(Website and app data records)
:::

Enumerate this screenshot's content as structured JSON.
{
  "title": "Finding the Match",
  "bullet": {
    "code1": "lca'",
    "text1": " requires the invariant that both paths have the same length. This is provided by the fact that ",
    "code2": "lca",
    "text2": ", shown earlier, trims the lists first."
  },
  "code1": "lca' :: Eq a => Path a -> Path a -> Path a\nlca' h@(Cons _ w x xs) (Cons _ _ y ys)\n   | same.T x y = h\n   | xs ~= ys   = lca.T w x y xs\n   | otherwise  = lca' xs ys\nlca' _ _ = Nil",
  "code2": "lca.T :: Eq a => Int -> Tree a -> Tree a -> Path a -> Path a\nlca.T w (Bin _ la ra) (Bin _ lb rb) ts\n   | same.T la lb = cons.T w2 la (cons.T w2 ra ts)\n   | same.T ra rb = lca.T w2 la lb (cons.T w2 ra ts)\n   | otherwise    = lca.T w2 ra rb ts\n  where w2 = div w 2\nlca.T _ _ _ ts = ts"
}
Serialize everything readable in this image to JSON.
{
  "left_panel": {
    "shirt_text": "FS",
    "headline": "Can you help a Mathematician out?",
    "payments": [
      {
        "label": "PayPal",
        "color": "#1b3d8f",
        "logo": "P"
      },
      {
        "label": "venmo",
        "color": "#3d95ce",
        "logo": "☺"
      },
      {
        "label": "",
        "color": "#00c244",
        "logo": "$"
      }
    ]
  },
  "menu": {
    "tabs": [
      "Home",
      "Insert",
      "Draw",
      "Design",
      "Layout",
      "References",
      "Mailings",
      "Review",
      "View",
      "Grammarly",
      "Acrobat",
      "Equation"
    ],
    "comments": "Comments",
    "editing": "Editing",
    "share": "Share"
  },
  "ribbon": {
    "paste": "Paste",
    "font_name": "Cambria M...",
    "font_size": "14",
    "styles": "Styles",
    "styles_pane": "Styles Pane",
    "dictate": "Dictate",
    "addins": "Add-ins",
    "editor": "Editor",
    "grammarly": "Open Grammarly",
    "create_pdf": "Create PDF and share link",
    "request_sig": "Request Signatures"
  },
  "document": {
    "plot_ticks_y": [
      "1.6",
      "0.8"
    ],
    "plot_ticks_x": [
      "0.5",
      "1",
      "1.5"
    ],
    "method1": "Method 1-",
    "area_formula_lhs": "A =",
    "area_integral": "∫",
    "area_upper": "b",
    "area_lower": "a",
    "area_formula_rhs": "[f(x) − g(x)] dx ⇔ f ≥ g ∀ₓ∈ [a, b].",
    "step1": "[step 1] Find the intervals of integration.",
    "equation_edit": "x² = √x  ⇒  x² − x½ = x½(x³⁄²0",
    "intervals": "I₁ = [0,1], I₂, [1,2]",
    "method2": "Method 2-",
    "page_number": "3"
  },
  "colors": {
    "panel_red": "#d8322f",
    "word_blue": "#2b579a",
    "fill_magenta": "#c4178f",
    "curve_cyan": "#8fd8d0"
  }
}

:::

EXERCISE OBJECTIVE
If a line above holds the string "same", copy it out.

EXERCISE RESPONSE
    "text1": " requires the invariant that both paths have the same length. This is provided by the fact that ",
  "code1": "lca' :: Eq a => Path a -> Path a -> Path a\nlca' h@(Cons _ w x xs) (Cons _ _ y ys)\n   | same.T x y = h\n   | xs ~= ys   = lca.T w x y xs\n   | otherwise  = lca' xs ys\nlca' _ _ = Nil",
  "code2": "lca.T :: Eq a => Int -> Tree a -> Tree a -> Path a -> Path a\nlca.T w (Bin _ la ra) (Bin _ lb rb) ts\n   | same.T la lb = cons.T w2 la (cons.T w2 ra ts)\n   | same.T ra rb = lca.T w2 la lb (cons.T w2 ra ts)\n   | otherwise    = lca.T w2 ra rb ts\n  where w2 = div w 2\nlca.T _ _ _ ts = ts"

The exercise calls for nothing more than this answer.